* PROBLEM DESCRIPTION
A bare count is the expected answer, namely the number of lines in the records that have the word "this".
DATA PROVIDED Block Start
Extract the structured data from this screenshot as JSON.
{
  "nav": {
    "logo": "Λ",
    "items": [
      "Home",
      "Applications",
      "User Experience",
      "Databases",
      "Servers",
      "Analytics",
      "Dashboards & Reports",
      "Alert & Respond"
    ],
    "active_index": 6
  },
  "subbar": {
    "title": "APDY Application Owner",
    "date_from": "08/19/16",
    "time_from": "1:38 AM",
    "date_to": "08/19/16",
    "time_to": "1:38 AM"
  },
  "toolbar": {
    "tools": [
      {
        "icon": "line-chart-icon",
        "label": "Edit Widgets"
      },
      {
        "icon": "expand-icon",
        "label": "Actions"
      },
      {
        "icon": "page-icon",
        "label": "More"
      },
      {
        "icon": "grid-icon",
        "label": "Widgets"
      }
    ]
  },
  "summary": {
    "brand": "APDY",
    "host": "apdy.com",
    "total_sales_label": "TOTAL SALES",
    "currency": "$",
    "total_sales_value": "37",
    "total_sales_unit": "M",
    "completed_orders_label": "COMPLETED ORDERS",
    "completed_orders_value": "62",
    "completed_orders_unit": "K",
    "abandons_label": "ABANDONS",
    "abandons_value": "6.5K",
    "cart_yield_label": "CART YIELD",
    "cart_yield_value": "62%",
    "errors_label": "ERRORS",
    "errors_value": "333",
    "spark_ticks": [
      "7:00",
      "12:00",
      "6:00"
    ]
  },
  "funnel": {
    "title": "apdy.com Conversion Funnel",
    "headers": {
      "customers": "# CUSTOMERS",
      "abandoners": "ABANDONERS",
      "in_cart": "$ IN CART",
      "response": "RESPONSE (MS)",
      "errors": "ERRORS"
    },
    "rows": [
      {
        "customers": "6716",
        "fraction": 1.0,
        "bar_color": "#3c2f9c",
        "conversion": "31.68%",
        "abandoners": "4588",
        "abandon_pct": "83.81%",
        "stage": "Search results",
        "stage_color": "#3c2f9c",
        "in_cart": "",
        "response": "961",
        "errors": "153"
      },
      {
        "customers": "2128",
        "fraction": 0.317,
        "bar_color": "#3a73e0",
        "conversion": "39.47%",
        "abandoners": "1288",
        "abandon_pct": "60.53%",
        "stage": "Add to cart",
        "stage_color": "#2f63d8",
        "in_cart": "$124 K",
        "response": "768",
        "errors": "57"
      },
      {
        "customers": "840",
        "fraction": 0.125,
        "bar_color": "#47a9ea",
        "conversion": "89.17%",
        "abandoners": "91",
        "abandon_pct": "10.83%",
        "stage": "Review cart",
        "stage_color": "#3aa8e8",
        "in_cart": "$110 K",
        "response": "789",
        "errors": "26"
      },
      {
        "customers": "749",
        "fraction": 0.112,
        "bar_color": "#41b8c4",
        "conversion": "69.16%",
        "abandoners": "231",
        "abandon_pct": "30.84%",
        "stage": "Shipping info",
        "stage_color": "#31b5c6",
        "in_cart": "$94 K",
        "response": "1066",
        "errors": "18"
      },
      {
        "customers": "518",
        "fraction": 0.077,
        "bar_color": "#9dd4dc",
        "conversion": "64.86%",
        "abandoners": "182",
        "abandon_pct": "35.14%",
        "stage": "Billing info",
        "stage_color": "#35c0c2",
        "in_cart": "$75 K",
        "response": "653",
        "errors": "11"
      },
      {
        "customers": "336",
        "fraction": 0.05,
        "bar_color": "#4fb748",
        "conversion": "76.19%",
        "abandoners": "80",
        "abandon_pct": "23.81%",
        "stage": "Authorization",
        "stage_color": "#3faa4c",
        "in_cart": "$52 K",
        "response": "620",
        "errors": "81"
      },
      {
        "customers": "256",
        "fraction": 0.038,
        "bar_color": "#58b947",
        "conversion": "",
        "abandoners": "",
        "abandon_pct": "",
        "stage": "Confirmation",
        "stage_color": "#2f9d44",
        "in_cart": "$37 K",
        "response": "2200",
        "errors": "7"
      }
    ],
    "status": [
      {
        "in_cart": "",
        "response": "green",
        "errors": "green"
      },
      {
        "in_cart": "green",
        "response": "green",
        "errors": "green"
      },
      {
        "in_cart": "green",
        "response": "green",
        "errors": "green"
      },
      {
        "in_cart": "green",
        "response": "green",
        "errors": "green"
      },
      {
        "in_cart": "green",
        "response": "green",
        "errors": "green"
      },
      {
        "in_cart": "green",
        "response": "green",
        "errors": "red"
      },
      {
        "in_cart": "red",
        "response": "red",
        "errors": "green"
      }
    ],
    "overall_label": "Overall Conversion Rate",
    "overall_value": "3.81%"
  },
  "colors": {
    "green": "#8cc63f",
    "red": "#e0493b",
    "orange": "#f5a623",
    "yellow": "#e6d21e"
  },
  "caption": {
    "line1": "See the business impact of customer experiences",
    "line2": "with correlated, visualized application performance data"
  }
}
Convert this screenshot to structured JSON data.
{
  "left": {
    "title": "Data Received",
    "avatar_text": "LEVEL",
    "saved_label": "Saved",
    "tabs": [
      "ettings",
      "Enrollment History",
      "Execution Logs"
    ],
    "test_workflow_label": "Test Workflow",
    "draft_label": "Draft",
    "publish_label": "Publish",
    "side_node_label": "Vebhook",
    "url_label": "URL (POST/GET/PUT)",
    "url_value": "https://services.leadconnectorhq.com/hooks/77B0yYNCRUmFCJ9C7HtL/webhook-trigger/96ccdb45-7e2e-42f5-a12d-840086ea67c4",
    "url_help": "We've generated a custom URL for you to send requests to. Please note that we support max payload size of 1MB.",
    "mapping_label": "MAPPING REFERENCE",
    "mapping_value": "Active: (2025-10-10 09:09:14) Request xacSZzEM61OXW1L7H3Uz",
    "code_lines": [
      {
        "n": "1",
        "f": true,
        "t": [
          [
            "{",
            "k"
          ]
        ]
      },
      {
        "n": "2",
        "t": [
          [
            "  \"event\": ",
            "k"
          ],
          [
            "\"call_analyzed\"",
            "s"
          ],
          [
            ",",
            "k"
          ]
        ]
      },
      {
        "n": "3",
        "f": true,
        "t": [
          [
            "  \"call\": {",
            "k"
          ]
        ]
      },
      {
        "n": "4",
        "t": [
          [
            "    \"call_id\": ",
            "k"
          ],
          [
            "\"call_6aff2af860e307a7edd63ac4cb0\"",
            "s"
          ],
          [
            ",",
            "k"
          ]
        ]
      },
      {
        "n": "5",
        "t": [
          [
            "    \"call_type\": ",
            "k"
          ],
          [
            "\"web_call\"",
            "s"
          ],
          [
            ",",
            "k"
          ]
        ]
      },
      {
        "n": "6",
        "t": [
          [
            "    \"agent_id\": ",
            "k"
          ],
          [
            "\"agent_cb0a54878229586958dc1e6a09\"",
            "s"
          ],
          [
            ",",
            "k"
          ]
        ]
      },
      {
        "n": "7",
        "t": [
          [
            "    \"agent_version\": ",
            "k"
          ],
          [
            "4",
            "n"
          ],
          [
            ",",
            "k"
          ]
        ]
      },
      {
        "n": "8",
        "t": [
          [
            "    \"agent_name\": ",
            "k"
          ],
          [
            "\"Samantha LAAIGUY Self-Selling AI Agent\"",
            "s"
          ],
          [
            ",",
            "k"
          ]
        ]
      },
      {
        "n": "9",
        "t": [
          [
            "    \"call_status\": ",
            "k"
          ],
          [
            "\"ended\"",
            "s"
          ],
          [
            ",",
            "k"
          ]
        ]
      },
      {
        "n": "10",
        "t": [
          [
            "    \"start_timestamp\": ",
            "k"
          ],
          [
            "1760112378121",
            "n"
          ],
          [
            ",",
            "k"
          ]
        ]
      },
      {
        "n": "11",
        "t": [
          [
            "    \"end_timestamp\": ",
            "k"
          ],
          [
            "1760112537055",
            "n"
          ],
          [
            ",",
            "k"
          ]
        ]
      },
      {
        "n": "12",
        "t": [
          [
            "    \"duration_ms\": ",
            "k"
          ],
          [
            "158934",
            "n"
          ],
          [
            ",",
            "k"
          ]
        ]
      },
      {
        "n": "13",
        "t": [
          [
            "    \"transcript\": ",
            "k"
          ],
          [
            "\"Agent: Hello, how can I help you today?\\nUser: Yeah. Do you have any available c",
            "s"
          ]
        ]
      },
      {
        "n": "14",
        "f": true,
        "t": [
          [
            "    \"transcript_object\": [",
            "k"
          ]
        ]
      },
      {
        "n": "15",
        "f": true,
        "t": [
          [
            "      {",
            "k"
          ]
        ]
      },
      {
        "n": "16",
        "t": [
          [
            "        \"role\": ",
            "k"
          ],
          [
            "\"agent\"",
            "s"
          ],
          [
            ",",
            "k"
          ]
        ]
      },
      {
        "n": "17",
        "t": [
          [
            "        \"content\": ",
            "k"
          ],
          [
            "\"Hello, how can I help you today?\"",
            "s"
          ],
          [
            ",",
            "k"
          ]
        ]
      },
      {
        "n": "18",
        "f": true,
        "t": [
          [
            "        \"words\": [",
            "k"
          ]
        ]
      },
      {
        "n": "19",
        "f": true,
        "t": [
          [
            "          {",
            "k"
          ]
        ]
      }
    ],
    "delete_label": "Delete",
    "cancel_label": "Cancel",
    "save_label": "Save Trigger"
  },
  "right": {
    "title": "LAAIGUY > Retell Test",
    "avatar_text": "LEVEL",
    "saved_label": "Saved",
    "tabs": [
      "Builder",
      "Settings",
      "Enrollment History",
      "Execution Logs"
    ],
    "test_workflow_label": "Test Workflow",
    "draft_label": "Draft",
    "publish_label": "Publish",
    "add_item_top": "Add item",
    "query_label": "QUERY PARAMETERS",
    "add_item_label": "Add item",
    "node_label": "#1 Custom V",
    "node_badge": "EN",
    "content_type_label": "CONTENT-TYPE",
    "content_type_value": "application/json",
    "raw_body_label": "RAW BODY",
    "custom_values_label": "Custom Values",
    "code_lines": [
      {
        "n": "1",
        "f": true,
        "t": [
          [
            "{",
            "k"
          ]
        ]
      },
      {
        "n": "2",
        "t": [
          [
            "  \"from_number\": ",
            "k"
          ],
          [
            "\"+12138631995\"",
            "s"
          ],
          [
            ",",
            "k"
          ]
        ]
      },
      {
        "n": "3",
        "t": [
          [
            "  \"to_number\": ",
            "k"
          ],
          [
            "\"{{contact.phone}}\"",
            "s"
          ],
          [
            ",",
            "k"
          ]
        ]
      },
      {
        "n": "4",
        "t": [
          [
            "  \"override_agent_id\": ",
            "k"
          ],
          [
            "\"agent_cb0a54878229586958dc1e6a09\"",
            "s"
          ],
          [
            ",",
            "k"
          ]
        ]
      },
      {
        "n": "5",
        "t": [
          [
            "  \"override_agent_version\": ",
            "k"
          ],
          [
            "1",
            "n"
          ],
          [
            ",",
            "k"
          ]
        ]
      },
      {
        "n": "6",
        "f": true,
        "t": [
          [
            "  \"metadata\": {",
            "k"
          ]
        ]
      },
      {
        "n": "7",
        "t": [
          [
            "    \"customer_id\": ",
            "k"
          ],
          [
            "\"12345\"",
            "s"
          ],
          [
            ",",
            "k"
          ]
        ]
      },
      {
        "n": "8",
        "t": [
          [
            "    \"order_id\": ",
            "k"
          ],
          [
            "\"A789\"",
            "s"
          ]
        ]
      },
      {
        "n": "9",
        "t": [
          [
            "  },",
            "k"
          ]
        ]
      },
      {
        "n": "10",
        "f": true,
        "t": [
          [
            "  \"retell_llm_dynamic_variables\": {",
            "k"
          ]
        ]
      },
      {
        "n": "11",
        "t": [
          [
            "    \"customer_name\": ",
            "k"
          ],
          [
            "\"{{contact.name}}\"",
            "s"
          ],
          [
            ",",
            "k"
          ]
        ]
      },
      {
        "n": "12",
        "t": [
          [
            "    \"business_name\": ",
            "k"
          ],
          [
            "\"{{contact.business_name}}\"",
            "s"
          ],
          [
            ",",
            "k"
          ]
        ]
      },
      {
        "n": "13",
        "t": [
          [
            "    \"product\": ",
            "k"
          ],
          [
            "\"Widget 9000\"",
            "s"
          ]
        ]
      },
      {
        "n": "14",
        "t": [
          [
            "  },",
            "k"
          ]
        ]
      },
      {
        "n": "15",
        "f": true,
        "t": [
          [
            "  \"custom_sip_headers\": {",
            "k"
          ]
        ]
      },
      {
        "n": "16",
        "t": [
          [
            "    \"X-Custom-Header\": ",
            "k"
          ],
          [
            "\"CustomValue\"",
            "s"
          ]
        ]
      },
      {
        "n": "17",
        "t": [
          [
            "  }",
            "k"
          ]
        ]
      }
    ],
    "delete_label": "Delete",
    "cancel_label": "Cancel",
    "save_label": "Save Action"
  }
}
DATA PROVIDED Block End
* RESPONSE TO THE EXERCISE
2